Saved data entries
========================
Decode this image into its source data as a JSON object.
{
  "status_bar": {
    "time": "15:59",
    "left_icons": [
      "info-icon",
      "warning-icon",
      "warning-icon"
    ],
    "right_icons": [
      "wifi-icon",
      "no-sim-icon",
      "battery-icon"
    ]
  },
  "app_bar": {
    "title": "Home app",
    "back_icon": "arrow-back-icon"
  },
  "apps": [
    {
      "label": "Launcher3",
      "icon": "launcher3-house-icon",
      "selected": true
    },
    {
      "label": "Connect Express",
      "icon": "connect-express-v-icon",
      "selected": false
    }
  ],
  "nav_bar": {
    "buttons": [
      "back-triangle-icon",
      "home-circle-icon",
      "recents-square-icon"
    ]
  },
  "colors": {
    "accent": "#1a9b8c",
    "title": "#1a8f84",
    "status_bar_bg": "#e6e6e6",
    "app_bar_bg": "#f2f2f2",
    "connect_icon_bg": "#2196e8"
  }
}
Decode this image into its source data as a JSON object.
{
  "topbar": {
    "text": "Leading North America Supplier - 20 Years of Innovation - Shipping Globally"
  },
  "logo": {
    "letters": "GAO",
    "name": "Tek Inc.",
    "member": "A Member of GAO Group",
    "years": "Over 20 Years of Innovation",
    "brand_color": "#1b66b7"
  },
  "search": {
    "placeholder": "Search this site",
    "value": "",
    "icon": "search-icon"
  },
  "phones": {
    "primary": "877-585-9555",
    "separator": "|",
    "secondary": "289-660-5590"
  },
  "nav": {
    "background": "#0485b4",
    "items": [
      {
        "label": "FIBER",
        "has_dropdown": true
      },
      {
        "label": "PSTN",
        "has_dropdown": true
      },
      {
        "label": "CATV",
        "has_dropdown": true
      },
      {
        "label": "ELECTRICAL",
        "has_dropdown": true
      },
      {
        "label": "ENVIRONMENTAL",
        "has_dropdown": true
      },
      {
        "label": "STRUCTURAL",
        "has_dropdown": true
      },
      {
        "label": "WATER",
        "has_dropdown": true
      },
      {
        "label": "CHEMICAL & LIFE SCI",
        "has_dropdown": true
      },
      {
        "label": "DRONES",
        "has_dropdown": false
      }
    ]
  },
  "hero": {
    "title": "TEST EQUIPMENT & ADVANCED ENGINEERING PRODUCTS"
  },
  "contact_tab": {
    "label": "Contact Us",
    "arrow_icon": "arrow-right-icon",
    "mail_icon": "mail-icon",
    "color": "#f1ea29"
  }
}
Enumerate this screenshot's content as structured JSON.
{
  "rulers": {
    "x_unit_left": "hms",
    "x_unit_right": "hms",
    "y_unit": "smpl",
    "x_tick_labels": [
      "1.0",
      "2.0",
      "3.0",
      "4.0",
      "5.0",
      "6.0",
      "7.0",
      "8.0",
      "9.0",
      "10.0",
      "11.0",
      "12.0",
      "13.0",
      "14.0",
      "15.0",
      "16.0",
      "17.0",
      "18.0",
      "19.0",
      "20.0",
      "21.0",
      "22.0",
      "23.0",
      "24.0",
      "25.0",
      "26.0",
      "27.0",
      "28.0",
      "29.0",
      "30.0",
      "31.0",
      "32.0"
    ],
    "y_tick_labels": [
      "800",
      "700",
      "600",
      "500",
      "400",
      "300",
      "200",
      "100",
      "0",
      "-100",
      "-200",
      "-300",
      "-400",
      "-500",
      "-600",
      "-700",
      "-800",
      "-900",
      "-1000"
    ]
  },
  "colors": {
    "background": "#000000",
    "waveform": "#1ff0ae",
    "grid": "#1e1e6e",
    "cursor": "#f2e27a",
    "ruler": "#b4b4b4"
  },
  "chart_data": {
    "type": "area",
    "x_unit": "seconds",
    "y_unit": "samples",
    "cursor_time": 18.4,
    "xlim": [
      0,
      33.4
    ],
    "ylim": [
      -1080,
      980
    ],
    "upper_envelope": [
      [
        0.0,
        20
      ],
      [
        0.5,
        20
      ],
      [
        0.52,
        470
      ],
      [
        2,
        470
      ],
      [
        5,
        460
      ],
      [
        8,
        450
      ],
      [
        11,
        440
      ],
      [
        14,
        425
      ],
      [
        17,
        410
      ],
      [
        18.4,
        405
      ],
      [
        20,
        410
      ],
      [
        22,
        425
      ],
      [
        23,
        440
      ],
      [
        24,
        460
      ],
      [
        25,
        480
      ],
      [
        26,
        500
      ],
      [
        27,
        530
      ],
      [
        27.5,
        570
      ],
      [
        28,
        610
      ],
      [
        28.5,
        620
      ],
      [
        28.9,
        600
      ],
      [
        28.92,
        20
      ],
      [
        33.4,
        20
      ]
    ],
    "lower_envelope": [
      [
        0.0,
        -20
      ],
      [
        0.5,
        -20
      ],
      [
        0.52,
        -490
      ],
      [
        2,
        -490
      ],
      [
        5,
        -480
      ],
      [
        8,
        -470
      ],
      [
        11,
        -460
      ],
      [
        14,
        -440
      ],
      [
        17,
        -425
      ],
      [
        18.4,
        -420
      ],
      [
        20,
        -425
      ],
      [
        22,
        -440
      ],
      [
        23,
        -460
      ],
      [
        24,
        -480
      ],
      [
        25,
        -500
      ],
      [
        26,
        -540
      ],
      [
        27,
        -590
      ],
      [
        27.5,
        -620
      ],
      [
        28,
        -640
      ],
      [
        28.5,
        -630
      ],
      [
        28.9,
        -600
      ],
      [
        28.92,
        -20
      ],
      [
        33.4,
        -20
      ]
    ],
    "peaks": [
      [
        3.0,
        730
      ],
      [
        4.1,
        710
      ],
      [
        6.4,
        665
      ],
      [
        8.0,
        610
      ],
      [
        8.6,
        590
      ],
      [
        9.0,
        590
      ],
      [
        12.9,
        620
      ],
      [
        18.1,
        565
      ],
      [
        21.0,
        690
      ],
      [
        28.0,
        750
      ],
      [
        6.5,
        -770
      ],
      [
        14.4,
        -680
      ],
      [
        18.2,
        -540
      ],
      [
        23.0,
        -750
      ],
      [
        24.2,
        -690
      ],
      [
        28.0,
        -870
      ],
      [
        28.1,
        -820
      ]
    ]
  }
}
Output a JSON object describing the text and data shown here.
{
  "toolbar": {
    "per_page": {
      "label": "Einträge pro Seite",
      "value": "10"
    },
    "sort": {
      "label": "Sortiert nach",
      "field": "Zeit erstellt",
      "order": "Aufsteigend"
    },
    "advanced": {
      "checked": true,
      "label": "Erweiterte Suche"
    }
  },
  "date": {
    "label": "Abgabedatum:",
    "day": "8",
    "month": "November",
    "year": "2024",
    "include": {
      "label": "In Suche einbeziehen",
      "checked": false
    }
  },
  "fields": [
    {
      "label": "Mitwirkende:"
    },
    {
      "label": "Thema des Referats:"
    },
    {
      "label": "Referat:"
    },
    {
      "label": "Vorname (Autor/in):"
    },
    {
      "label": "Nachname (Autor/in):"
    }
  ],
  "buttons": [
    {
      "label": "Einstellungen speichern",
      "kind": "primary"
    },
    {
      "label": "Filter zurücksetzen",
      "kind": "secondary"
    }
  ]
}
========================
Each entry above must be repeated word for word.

Decode this image into its source data as a JSON object.
{
  "status_bar": {
    "time": "15:59",
    "left_icons": [
      "info-icon",
      "warning-icon",
      "warning-icon"
    ],
    "right_icons": [
      "wifi-icon",
      "no-sim-icon",
      "battery-icon"
    ]
  },
  "app_bar": {
    "title": "Home app",
    "back_icon": "arrow-back-icon"
  },
  "apps": [
    {
      "label": "Launcher3",
      "icon": "launcher3-house-icon",
      "selected": true
    },
    {
      "label": "Connect Express",
      "icon": "connect-express-v-icon",
      "selected": false
    }
  ],
  "nav_bar": {
    "buttons": [
      "back-triangle-icon",
      "home-circle-icon",
      "recents-square-icon"
    ]
  },
  "colors": {
    "accent": "#1a9b8c",
    "title": "#1a8f84",
    "status_bar_bg": "#e6e6e6",
    "app_bar_bg": "#f2f2f2",
    "connect_icon_bg": "#2196e8"
  }
}
Decode this image into its source data as a JSON object.
{
  "topbar": {
    "text": "Leading North America Supplier - 20 Years of Innovation - Shipping Globally"
  },
  "logo": {
    "letters": "GAO",
    "name": "Tek Inc.",
    "member": "A Member of GAO Group",
    "years": "Over 20 Years of Innovation",
    "brand_color": "#1b66b7"
  },
  "search": {
    "placeholder": "Search this site",
    "value": "",
    "icon": "search-icon"
  },
  "phones": {
    "primary": "877-585-9555",
    "separator": "|",
    "secondary": "289-660-5590"
  },
  "nav": {
    "background": "#0485b4",
    "items": [
      {
        "label": "FIBER",
        "has_dropdown": true
      },
      {
        "label": "PSTN",
        "has_dropdown": true
      },
      {
        "label": "CATV",
        "has_dropdown": true
      },
      {
        "label": "ELECTRICAL",
        "has_dropdown": true
      },
      {
        "label": "ENVIRONMENTAL",
        "has_dropdown": true
      },
      {
        "label": "STRUCTURAL",
        "has_dropdown": true
      },
      {
        "label": "WATER",
        "has_dropdown": true
      },
      {
        "label": "CHEMICAL & LIFE SCI",
        "has_dropdown": true
      },
      {
        "label": "DRONES",
        "has_dropdown": false
      }
    ]
  },
  "hero": {
    "title": "TEST EQUIPMENT & ADVANCED ENGINEERING PRODUCTS"
  },
  "contact_tab": {
    "label": "Contact Us",
    "arrow_icon": "arrow-right-icon",
    "mail_icon": "mail-icon",
    "color": "#f1ea29"
  }
}
Enumerate this screenshot's content as structured JSON.
{
  "rulers": {
    "x_unit_left": "hms",
    "x_unit_right": "hms",
    "y_unit": "smpl",
    "x_tick_labels": [
      "1.0",
      "2.0",
      "3.0",
      "4.0",
      "5.0",
      "6.0",
      "7.0",
      "8.0",
      "9.0",
      "10.0",
      "11.0",
      "12.0",
      "13.0",
      "14.0",
      "15.0",
      "16.0",
      "17.0",
      "18.0",
      "19.0",
      "20.0",
      "21.0",
      "22.0",
      "23.0",
      "24.0",
      "25.0",
      "26.0",
      "27.0",
      "28.0",
      "29.0",
      "30.0",
      "31.0",
      "32.0"
    ],
    "y_tick_labels": [
      "800",
      "700",
      "600",
      "500",
      "400",
      "300",
      "200",
      "100",
      "0",
      "-100",
      "-200",
      "-300",
      "-400",
      "-500",
      "-600",
      "-700",
      "-800",
      "-900",
      "-1000"
    ]
  },
  "colors": {
    "background": "#000000",
    "waveform": "#1ff0ae",
    "grid": "#1e1e6e",
    "cursor": "#f2e27a",
    "ruler": "#b4b4b4"
  },
  "chart_data": {
    "type": "area",
    "x_unit": "seconds",
    "y_unit": "samples",
    "cursor_time": 18.4,
    "xlim": [
      0,
      33.4
    ],
    "ylim": [
      -1080,
      980
    ],
    "upper_envelope": [
      [
        0.0,
        20
      ],
      [
        0.5,
        20
      ],
      [
        0.52,
        470
      ],
      [
        2,
        470
      ],
      [
        5,
        460
      ],
      [
        8,
        450
      ],
      [
        11,
        440
      ],
      [
        14,
        425
      ],
      [
        17,
        410
      ],
      [
        18.4,
        405
      ],
      [
        20,
        410
      ],
      [
        22,
        425
      ],
      [
        23,
        440
      ],
      [
        24,
        460
      ],
      [
        25,
        480
      ],
      [
        26,
        500
      ],
      [
        27,
        530
      ],
      [
        27.5,
        570
      ],
      [
        28,
        610
      ],
      [
        28.5,
        620
      ],
      [
        28.9,
        600
      ],
      [
        28.92,
        20
      ],
      [
        33.4,
        20
      ]
    ],
    "lower_envelope": [
      [
        0.0,
        -20
      ],
      [
        0.5,
        -20
      ],
      [
        0.52,
        -490
      ],
      [
        2,
        -490
      ],
      [
        5,
        -480
      ],
      [
        8,
        -470
      ],
      [
        11,
        -460
      ],
      [
        14,
        -440
      ],
      [
        17,
        -425
      ],
      [
        18.4,
        -420
      ],
      [
        20,
        -425
      ],
      [
        22,
        -440
      ],
      [
        23,
        -460
      ],
      [
        24,
        -480
      ],
      [
        25,
        -500
      ],
      [
        26,
        -540
      ],
      [
        27,
        -590
      ],
      [
        27.5,
        -620
      ],
      [
        28,
        -640
      ],
      [
        28.5,
        -630
      ],
      [
        28.9,
        -600
      ],
      [
        28.92,
        -20
      ],
      [
        33.4,
        -20
      ]
    ],
    "peaks": [
      [
        3.0,
        730
      ],
      [
        4.1,
        710
      ],
      [
        6.4,
        665
      ],
      [
        8.0,
        610
      ],
      [
        8.6,
        590
      ],
      [
        9.0,
        590
      ],
      [
        12.9,
        620
      ],
      [
        18.1,
        565
      ],
      [
        21.0,
        690
      ],
      [
        28.0,
        750
      ],
      [
        6.5,
        -770
      ],
      [
        14.4,
        -680
      ],
      [
        18.2,
        -540
      ],
      [
        23.0,
        -750
      ],
      [
        24.2,
        -690
      ],
      [
        28.0,
        -870
      ],
      [
        28.1,
        -820
      ]
    ]
  }
}
Output a JSON object describing the text and data shown here.
{
  "toolbar": {
    "per_page": {
      "label": "Einträge pro Seite",
      "value": "10"
    },
    "sort": {
      "label": "Sortiert nach",
      "field": "Zeit erstellt",
      "order": "Aufsteigend"
    },
    "advanced": {
      "checked": true,
      "label": "Erweiterte Suche"
    }
  },
  "date": {
    "label": "Abgabedatum:",
    "day": "8",
    "month": "November",
    "year": "2024",
    "include": {
      "label": "In Suche einbeziehen",
      "checked": false
    }
  },
  "fields": [
    {
      "label": "Mitwirkende:"
    },
    {
      "label": "Thema des Referats:"
    },
    {
      "label": "Referat:"
    },
    {
      "label": "Vorname (Autor/in):"
    },
    {
      "label": "Nachname (Autor/in):"
    }
  ],
  "buttons": [
    {
      "label": "Einstellungen speichern",
      "kind": "primary"
    },
    {
      "label": "Filter zurücksetzen",
      "kind": "secondary"
    }
  ]
}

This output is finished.